NANJING • Chinese archaeologists revealed two rare findings this week - a padi field dating back more than 8,000 years and the site of the imperial palace of the Yuan dynasty.
The field, covering less than 100 sq m, could be the earliest wet rice-farming site in the world, Xinhua news agency reported.
It was discovered last November at the neolithic ruins of Hanjing in Sihong county, which is located in east China's Jiangsu province, said a spokesman for the archaeology institute of Nanjing Museum.
More than 70 scholars from universities, archaeology institutes and museums across the country concluded that the wet rice field was the oldest ever discovered.
Researchers with the institute found that the field was divided into parts with different shapes, each covering less than 10 sq m.
They found carbonised rice grown more than 8,000 years ago based on carbon-dating as well as evidence that the soil was repeatedly planted with rice.
Institute head Lin Liugen said the Chinese started to cultivate rice about 10,000 years ago and carbonised rice of the age has been found, but padi remnants are quite rare. He added that the findings would be significant for research on the origin of rice-farming in China.
On Thursday, Chinese experts said they have found the foundations of a royal residence seven centuries old at the bottom layer of an archaeological dig in the centre of the Forbidden City, reported the South China Morning Post.
The discovery is believed to have solved one of the great mysteries of antiquity in Beijing - the site of the imperial palace of the Yuan dynasty established by Kublai Khan in the 13th century, the report said.
The series of archaeological digs at the centre of the complex was started in 2014 with the aim of learning more about its construction history.
But experts later found four layers of historic foundations at one of the excavation sites.

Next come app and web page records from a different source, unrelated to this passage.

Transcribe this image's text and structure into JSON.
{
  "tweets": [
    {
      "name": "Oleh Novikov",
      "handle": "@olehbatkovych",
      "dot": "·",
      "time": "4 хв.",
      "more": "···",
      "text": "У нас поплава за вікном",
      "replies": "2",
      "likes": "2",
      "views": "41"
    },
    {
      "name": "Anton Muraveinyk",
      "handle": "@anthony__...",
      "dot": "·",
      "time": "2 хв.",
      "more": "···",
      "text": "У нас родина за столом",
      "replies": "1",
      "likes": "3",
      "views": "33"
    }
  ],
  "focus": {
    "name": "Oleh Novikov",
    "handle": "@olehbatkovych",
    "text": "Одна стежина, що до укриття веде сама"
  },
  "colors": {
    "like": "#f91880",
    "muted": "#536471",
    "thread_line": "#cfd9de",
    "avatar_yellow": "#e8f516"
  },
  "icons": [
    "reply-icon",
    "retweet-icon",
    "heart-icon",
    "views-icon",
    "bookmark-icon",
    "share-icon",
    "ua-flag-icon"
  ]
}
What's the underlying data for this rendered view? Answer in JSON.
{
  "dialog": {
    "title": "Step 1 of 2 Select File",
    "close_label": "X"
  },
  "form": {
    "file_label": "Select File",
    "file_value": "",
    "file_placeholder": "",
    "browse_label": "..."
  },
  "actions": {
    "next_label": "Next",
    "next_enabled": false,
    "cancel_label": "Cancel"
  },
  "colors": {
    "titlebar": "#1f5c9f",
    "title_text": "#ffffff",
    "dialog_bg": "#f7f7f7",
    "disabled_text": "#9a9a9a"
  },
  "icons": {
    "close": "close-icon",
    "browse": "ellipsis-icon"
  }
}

The top layer was from the Qing dynasty, followed by late Ming, then early Ming, and finally the Yuan dynasty at the bottom.
Workers from the Ming dynasty removed all the Yuan-era buildings on the site before they started construction of the Forbidden City, so such a discovery is extremely rare, director of the museum's archaeology department Li Ji was quoted as saying on news website Youth.cn.
Other recent findings include the ruins of a garden palace for the emperor's mother, as well as a refuse pit for abandoned Qing Dynasty porcelain, said the Post.